Earlier in the pandemic, the temporarily shuttered supper club Feinstein’s/54 Below streamed a selection of shows from their archive on YouTube. The streams were shot B-roll style from the back of the house and captured the stage lighting without any adjustment and with no sound mixing beyond what was done live in the room. They were enjoyable enough when we thought we’d all be back in a theatre in the summer, or in the early fall, or – you get it. But as New York’s theatres and live music venues have now been closed for almost ten months, and as streaming performances have grown in their place, it was clear that that initial offering was not sustainable.
The team at Feinstein’s/54 Below have pivoted in a major way. Their new series, 54 Below Premieres, turns the intimate cabaret space into a studio where four HD cameras capture the performer and band with exquisite sound and crystal clear imagery. The second event in this series, Norm Lewis: Christmastime is Here!, kicks off December 17 with a hefty dose of holiday cheer. Lewis’ twinkling eyes and bright, open presence are welcoming, and his deep baritone wraps itself around the song list. There’s no end of holiday specials to choose from, but Lewis is immediately comforting in a way that feels like a soothing balm for the end of a turbulent year. It’s nothing but joy to sit with him for ninety minutes. I only wish I’d had some cocoa and a fire going.
The show kicks off with a camera picking up Lewis’ arrival on 54th Street and his descent into the glowing, ruby red heart of 54 Below. It brought a tear to my eye and it had just begun. (I miss those stairs! I miss being stressed that I’ll lose my coat check ticket!) As Lewis goes through the doors to the stage, the camera wisely cuts away, eschewing any glimpse of the vacant dining room. The image stays on the playing space and keeps the darker reality outside the frame. Lewis’ patter acknowledges the pandemic several times – how could it not? – but it isn’t visually in the foreground. We don’t need to be reminded that there’s no one there. It’s all we’ve thought about for months. I don’t normally advocate for escapism, but what a treat it was to hear some Christmas carols and not stare at empty chairs.
The song list is typical holiday fare at first. There’s “My Favorite Things” (not a Christmas song, but a song about distracting yourself from something scary, so…appropriate), “Christmastime is Here”, and a stirring “Little Drummer Boy” featuring an excellent percussion solo by Perry Cavari. Lewis kicks off like an old fashioned crooner, but does seem a little nervous at first. There’s some wavering in his voice, but the minor imperfections just made it feel more live. Lewis is fully relaxed by the time he tears into “Mary, Did You Know?” and he sings with a full-throated passion directly into the camera.
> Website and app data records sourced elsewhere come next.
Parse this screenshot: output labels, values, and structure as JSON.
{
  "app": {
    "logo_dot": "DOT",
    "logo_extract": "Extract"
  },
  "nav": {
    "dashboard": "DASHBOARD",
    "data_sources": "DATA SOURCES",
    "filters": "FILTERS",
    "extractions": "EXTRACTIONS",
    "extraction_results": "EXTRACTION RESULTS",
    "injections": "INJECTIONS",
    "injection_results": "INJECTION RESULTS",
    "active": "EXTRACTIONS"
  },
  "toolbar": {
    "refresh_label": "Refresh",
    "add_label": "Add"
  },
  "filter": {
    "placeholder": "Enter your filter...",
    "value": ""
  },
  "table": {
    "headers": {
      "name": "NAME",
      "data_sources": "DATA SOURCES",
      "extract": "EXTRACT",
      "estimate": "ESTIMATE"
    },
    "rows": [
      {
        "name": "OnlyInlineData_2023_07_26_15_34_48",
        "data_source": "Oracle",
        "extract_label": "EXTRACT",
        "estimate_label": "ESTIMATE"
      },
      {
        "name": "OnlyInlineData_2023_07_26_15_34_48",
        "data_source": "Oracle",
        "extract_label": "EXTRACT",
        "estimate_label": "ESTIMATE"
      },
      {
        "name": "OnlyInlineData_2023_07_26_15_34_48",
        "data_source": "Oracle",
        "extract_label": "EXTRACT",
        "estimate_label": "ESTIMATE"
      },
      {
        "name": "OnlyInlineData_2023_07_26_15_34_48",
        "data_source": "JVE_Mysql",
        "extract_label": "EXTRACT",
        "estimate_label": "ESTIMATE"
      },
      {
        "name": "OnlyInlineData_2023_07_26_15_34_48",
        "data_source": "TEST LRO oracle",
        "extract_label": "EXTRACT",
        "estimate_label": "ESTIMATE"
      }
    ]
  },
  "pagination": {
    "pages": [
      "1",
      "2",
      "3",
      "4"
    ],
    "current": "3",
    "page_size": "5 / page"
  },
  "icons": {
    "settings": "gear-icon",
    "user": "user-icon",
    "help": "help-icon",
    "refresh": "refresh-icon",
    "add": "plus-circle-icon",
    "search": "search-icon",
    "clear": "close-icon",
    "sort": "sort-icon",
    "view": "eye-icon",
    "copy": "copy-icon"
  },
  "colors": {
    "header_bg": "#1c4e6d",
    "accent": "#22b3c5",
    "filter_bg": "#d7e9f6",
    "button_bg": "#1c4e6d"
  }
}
I was less enamored of his lyrically revised “Santa Baby” in which he asked for a Rolex instead of a sable and encouraged Santa to “think of all the hotties that I haven’t kissed.” The latter verses turn into a bro-down where Lewis stops calling Santa “baby” and calls him “pally”, “buddy”, “papi”, and “dude”. By shifting the perspective of the song, its purpose also shifts. If the singer isn’t seducing Santa for gifts, he’s just making a list.
There are Broadway songs in the second half, some he’s performed in shows before and some he hasn’t. Lewis played Javert in Les Misérables and says he was always jealous that the Valjeans got to sing, “Bring Him Home”, so he takes a turn here. He sings it well and connects to the lyric, but it feels a little out of place after what’s come before. He’s joined by his frequent co-star Sierra Boggess for the duet “Lovers on Christmas Eve” from I Love My Wife, a mostly lackluster song, but it’s charming to see these old friends sing and then doff face masks and dance arm-in-arm. Later in the show, Lewis – the first African American to play the eponymous Phantom on Broadway – sings a deft “Music of the Night” that benefits from his having performed it countless times before.
Most notable is a trio of songs that Lewis dedicates to the memory of George Floyd, to the Black Lives Matter movement, and to his Da 5 Bloods co-star, Chadwick Boseman, who passed away suddenly in August. One of these is a downtempo version of Marvin Gaye’s “What’s Goin’ On” that culminates with Lewis shouting “BLACK LIVES MATTER!” three times. At the beginning, I wasn’t sure if he would acknowledge everything that has happened this year on top of the pandemic, but was thrilled that he used his platform and what is a prime spot in his holiday show to support the movement so vocally and with such commitment.
Perhaps my favorite moment of the night came after that trio. Lewis sings “Home” from The Wiz with an ever-growing smile and a wide-eyed appreciation for life. He makes lyrics like “Suddenly my world has gone and changed its face…but I know where I’m going,” ring so true to the moment, so true to what has happened to all of us this year. Our version of Oz isn’t in Technicolor and we haven’t been easing down any roads, but the end is in sight. Lewis communicates this message of hope through the song and it is the most connected he is the whole night. It’s a glorious performance and encapsulates the bliss of seeing him perform this show at Feinstein’s/54 Below. I can’t wait to have a cocktail and hear a tune there as soon as it’s safe to do so.